The fact of agency is not recited in the affidavit, nor is the authority of said Phillips to act in the premises sufficiently shown by the record. Code 1907, vol. 2, chancery rule 22, p. 1535; Birmingham Realty Co. v. Barron, 150 Ala. 232, 43 So. 346; L.R.A. 1918F, 633, note; 3 A.L.R. 133, note.

To support a decree against a nonresident defendant on publication only, the statutes and rules of practice must be strictly observed, and the facts showing a compliance must appear by the record. Paulling's Adm'rs v. Creagh's Adm'rs, 63 Ala. 398; Holly v. Bass' Adm'r, 63 Ala. 387; Hartley v. Blood-good, 16 Ala. 233; Hanson v. Patterson, 17 Ala. 738; Clark v. Gilmer, 28 Ala. 265; Keiffer v. Barney, 31 Ala. 192; Gill v. More, 200 Ala. 511, 516, 76 So. 453; Hamilton v. Tolley, 209 Ala. 533, 96 So. 584.

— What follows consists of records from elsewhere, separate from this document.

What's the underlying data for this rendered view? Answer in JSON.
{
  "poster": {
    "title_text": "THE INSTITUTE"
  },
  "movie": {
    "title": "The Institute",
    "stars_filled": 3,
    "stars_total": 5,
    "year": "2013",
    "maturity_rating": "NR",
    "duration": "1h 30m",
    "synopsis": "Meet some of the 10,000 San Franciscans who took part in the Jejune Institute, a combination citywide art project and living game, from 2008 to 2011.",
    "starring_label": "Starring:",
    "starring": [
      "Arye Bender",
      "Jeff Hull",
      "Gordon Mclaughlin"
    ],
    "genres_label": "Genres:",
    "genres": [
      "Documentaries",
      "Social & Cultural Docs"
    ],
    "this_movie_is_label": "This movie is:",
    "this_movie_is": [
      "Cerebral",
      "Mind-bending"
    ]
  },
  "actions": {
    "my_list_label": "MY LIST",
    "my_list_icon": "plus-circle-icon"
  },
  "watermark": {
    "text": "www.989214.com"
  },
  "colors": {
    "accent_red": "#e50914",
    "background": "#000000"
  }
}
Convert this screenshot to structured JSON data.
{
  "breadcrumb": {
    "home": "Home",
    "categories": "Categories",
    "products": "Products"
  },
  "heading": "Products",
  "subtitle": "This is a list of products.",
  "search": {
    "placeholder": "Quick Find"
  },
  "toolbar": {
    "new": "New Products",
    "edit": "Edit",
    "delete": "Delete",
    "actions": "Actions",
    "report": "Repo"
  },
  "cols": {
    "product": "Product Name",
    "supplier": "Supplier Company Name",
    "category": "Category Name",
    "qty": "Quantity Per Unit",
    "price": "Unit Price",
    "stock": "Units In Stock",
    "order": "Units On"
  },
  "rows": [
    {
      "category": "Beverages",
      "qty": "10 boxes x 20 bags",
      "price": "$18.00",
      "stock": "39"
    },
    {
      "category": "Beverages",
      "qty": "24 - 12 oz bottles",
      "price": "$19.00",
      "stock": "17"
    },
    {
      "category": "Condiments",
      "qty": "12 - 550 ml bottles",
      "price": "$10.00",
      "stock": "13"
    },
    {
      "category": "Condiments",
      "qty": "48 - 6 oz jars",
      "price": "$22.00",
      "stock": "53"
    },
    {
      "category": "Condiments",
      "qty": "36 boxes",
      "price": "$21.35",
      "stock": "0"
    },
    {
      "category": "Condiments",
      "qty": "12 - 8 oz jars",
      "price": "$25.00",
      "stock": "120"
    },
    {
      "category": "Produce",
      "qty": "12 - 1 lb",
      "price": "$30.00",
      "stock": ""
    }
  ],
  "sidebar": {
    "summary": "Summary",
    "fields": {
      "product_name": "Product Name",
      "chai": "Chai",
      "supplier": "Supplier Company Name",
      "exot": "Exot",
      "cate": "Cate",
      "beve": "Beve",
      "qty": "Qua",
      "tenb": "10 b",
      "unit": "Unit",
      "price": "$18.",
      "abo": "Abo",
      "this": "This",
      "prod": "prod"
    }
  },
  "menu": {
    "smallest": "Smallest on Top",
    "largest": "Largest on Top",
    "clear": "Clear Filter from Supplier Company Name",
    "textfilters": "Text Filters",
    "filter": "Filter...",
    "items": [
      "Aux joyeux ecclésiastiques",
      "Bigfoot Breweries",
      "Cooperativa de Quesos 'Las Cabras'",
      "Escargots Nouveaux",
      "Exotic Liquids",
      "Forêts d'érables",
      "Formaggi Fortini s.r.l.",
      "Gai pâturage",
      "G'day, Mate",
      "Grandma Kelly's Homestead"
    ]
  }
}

The decree of the circuit court, in equity, is affirmed.